#### Stored dataset items:
════════

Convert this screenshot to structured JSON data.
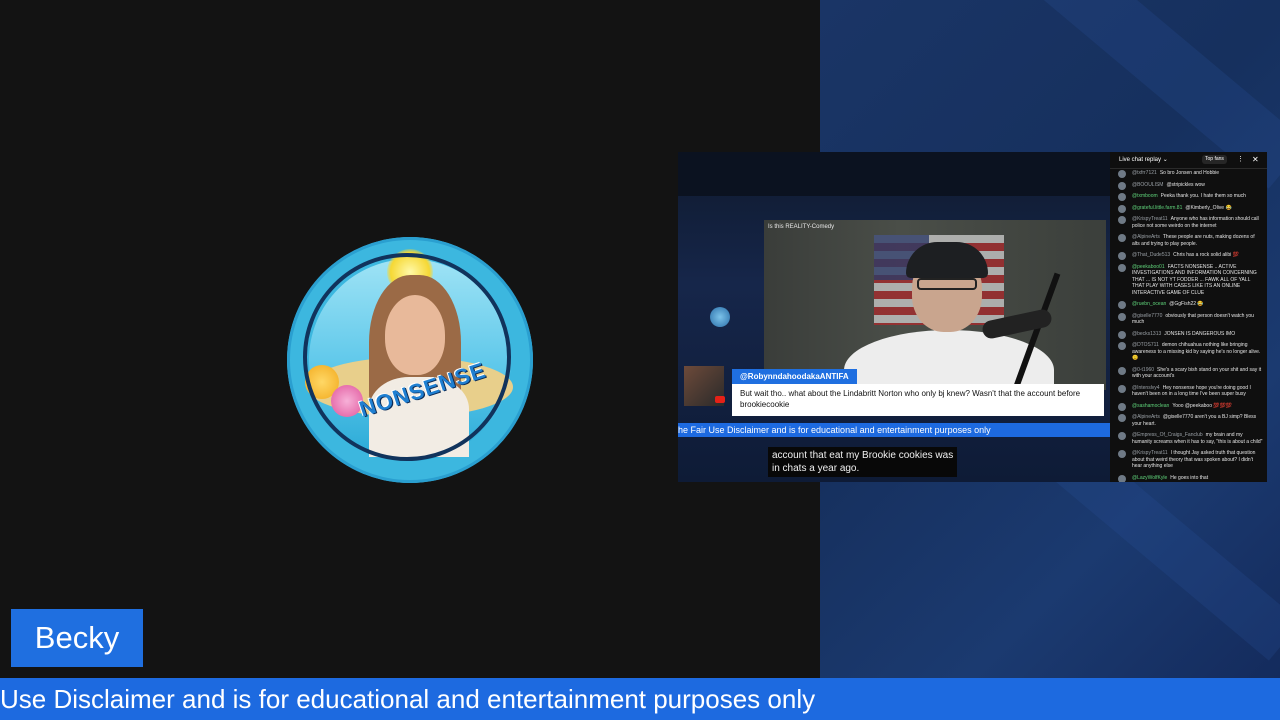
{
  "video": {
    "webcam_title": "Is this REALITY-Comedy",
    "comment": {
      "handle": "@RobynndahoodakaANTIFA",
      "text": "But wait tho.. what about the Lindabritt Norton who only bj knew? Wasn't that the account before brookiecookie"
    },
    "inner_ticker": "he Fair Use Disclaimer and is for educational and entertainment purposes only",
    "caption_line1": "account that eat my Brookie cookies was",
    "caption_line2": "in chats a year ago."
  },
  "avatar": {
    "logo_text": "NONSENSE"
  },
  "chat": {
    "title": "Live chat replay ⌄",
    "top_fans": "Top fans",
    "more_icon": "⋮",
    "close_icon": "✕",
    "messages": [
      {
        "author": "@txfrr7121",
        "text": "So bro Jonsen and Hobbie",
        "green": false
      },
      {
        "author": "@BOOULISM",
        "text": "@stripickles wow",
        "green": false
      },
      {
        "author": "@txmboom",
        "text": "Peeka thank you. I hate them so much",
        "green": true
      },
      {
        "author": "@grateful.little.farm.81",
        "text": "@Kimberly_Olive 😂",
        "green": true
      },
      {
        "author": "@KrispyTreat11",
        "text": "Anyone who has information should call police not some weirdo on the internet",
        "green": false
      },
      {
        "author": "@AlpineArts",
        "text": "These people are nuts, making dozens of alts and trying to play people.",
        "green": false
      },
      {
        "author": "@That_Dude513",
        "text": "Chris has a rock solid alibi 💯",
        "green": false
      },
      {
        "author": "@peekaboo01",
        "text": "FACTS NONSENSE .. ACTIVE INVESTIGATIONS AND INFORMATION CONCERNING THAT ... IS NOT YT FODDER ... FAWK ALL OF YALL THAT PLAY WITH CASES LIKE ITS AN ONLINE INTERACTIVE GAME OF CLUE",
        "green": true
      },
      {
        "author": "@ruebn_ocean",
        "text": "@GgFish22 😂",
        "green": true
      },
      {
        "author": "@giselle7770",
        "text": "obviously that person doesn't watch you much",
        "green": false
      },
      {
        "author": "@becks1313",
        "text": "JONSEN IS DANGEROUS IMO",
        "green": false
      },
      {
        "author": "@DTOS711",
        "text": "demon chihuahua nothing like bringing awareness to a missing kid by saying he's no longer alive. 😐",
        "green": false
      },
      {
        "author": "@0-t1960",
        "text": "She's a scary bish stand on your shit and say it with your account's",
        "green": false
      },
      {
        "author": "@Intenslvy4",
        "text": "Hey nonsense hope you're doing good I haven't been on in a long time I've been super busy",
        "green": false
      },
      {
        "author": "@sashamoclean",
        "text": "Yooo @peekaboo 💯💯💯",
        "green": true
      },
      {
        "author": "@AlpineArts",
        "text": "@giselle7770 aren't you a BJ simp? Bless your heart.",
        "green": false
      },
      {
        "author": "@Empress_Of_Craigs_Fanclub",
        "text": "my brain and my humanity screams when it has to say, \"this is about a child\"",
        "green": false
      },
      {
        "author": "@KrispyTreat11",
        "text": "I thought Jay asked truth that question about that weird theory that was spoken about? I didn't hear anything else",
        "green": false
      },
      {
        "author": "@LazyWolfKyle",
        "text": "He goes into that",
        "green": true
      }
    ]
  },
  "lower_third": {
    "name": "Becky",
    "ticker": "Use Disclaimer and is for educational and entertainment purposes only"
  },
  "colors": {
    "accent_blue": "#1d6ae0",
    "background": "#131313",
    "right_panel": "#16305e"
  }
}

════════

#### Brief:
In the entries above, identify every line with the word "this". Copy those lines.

#### Completed task:
Convert this screenshot to structured JSON data.
    "webcam_title": "Is this REALITY-Comedy",
        "text": "my brain and my humanity screams when it has to say, \"this is about a child\"",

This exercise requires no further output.